The agreeableness trait gauges attributes such as altruism, generosity, empathy, affection, and kindness. These are traits that researchers refer to as “prosocial behaviours”, and are, in essence, what we would think of as just being nice. People who score highly in this attribute are more cooperative and caring towards those around them, and display a great deal of interest in helping other people.

Those who score low on agreeableness, on the other hand, tend to display more competitiveness than others, and are more willing to do whatever it takes to get ahead. In its extremity, low agreeableness may even manifest as Machiavellianism, characterised by a willingness to manipulate others to get what they want.

5. Neuroticism  

Neuroticism is an attribute characterised by moodiness, melancholia, sadness, and emotional instability.
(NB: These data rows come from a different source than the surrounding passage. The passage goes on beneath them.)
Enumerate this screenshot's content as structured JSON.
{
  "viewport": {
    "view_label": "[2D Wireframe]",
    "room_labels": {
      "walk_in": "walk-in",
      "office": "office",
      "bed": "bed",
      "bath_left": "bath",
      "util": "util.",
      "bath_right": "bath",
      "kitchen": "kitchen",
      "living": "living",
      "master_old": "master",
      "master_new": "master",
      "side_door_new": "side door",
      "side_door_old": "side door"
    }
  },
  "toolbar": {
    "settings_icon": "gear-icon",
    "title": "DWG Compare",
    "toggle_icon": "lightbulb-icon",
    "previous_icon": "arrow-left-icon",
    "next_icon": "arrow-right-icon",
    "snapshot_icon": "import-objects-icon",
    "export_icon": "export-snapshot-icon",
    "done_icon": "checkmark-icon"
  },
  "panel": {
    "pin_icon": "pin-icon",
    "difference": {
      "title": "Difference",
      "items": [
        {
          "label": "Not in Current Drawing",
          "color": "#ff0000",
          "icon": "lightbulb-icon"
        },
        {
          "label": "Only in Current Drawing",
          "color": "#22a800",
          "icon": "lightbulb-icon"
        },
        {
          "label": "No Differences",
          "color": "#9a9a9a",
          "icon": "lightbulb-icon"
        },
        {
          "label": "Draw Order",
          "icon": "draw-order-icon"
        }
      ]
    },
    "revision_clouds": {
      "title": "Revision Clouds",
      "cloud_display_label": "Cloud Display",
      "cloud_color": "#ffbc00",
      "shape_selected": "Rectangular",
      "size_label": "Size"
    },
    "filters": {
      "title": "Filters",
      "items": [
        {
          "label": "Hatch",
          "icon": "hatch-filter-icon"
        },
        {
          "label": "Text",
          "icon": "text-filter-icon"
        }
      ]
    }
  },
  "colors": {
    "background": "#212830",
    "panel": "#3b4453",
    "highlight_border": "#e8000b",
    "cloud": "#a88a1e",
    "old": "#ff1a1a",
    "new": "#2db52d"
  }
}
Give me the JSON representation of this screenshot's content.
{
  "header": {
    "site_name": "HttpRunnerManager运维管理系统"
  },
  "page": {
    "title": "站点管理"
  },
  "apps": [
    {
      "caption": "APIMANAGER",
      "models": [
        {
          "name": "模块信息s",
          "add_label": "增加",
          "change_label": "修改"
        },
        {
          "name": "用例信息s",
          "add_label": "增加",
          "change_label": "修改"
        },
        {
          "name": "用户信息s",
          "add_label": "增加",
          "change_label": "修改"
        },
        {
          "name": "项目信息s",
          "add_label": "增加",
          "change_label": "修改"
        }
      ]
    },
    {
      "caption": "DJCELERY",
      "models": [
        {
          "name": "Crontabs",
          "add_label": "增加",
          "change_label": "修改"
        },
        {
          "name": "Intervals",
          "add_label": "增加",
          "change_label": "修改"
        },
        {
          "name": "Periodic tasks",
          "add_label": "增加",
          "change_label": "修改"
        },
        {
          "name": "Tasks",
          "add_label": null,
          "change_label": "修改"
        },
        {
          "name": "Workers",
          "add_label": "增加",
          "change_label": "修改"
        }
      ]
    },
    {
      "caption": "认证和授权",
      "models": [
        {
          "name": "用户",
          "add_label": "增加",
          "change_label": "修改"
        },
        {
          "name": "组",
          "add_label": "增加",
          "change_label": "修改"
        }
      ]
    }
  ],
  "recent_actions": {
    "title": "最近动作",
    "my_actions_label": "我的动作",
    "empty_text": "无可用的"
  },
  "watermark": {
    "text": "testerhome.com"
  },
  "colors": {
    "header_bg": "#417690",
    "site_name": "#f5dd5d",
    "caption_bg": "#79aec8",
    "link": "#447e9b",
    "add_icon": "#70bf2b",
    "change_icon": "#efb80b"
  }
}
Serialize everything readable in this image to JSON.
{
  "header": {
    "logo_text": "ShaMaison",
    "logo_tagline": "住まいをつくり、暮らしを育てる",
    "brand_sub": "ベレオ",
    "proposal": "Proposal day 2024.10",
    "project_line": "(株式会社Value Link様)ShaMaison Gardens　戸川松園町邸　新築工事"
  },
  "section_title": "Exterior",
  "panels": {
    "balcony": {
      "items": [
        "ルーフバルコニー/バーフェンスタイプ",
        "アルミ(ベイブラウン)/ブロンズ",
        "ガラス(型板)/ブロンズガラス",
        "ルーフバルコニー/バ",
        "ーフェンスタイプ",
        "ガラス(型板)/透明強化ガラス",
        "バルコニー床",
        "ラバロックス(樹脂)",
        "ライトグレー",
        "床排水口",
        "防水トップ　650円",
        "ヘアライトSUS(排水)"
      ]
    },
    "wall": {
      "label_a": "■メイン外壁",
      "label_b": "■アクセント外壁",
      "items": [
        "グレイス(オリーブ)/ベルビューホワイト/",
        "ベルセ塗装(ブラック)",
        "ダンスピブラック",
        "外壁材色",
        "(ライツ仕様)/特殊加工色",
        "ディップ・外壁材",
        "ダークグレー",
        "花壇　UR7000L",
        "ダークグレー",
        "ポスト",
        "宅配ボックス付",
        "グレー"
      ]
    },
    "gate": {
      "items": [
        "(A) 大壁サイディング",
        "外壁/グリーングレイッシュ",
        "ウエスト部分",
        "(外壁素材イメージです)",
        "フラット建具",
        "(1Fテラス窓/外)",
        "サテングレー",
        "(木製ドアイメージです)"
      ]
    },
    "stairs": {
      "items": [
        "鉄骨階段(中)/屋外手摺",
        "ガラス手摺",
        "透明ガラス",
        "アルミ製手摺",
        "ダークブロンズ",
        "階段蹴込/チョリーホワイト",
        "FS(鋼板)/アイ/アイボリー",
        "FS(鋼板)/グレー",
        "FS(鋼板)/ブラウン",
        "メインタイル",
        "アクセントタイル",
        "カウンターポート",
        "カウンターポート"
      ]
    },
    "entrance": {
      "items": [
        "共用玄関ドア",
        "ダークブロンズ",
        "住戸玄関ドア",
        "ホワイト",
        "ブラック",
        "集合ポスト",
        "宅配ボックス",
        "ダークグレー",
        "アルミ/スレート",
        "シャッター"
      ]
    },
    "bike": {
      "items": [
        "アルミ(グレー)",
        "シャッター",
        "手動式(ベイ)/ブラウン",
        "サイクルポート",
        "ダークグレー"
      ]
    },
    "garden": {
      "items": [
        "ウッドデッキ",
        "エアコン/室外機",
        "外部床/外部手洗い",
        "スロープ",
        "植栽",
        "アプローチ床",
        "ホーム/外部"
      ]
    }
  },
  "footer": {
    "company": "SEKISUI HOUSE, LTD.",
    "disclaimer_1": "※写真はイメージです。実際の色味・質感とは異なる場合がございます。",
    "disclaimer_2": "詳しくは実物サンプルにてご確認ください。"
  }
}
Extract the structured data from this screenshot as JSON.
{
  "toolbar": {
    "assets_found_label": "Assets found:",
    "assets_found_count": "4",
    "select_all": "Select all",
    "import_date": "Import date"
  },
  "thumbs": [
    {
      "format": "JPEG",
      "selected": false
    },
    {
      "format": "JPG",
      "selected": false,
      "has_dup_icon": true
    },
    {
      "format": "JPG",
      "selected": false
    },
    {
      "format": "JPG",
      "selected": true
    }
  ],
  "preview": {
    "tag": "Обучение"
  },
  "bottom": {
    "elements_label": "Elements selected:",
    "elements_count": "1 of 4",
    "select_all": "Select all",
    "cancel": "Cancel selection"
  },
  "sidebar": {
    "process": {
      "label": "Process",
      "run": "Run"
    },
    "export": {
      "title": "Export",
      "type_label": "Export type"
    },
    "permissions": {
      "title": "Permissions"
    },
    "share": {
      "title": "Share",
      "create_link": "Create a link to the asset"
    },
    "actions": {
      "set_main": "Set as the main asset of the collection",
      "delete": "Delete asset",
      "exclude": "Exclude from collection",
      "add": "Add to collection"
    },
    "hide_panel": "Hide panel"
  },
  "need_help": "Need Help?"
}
Those who find themselves frequently affected by mood swings or bouts of sadness would typically score highly in neuroticism.

Those who score low on neuroticism tend to be good at handling stress and are less susceptible to sadness and panic. They are emotionally stable, relaxed, and rarely find themselves feeling inexplicably low or nervous. Low neuroticism is highly correlated with strong emotional resilience!

So, how do you line up in terms of these five traits - do you find yourself mostly balanced, or do you lie on the more extreme ends of the spectrum? Everyone is different but these five key traits can be an invaluable tool to help us look inward and understand ourselves and those around us.